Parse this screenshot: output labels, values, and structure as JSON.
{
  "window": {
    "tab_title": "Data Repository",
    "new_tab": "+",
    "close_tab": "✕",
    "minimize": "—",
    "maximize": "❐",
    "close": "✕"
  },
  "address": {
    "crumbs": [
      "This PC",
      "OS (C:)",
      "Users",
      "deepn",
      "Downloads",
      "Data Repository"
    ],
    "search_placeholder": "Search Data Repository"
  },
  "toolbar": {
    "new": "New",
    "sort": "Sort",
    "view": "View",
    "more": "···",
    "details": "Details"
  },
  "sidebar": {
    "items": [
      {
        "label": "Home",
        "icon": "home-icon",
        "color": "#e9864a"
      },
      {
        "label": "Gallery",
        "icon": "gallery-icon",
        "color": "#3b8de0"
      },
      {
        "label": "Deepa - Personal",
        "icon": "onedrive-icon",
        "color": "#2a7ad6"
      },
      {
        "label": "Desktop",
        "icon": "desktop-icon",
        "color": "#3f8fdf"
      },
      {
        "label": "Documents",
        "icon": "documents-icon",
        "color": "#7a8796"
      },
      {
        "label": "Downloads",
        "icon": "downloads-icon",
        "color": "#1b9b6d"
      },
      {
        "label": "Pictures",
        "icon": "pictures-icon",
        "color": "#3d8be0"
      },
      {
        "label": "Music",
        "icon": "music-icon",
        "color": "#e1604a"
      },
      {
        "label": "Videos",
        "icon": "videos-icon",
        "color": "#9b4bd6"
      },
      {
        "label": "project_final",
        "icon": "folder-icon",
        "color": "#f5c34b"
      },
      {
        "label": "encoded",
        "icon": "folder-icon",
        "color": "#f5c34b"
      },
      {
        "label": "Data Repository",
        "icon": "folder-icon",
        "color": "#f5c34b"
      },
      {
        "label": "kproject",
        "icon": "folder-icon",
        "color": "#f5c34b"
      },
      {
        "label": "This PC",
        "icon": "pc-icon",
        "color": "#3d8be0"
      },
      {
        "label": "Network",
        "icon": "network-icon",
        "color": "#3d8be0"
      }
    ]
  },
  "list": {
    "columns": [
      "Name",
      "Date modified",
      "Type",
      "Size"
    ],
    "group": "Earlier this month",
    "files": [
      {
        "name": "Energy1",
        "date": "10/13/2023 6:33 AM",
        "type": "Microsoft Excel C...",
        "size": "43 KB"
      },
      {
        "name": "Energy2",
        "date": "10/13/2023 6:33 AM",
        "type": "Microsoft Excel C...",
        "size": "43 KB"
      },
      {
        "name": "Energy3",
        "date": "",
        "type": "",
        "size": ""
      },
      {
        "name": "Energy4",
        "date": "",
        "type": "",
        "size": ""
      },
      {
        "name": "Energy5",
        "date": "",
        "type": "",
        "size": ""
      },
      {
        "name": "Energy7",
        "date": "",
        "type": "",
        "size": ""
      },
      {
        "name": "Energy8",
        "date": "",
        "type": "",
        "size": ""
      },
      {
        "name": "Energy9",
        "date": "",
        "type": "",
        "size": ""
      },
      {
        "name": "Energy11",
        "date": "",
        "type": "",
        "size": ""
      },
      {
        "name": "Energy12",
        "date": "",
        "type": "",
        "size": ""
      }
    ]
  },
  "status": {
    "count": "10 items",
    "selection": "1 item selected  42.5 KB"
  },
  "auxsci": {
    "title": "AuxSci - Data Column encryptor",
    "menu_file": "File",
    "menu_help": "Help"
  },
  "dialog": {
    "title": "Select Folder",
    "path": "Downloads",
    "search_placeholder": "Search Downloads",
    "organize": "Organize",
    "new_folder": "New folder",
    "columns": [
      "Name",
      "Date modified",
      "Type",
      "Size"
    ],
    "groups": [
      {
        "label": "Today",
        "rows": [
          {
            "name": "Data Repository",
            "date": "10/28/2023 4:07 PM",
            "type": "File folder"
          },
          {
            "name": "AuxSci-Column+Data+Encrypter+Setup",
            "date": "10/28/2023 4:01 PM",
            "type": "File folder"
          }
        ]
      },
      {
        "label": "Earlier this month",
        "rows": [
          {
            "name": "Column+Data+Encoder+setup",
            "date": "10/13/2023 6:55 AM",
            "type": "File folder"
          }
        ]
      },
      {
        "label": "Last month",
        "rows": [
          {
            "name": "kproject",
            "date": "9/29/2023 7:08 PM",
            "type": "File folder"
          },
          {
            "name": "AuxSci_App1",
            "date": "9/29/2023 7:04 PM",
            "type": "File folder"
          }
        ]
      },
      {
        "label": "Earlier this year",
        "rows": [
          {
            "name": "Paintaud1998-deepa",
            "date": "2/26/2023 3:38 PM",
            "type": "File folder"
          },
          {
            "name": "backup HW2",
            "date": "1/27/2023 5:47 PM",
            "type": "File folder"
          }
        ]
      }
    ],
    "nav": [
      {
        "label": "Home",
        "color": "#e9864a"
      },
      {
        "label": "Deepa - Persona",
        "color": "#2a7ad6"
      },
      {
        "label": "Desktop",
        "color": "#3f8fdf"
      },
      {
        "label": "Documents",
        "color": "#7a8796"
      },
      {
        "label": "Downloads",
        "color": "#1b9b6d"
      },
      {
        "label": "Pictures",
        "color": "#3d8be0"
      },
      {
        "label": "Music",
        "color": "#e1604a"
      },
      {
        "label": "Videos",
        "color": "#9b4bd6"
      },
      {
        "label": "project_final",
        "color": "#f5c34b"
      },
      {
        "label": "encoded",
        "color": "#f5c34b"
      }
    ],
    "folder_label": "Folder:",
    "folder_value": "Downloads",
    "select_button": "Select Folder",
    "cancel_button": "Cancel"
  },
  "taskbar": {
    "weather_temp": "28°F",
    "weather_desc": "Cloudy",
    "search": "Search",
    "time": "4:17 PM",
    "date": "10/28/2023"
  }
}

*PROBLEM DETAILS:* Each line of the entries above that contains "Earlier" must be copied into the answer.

*ANSWER SPACE:*
    "group": "Earlier this month",
        "label": "Earlier this month",
        "label": "Earlier this year",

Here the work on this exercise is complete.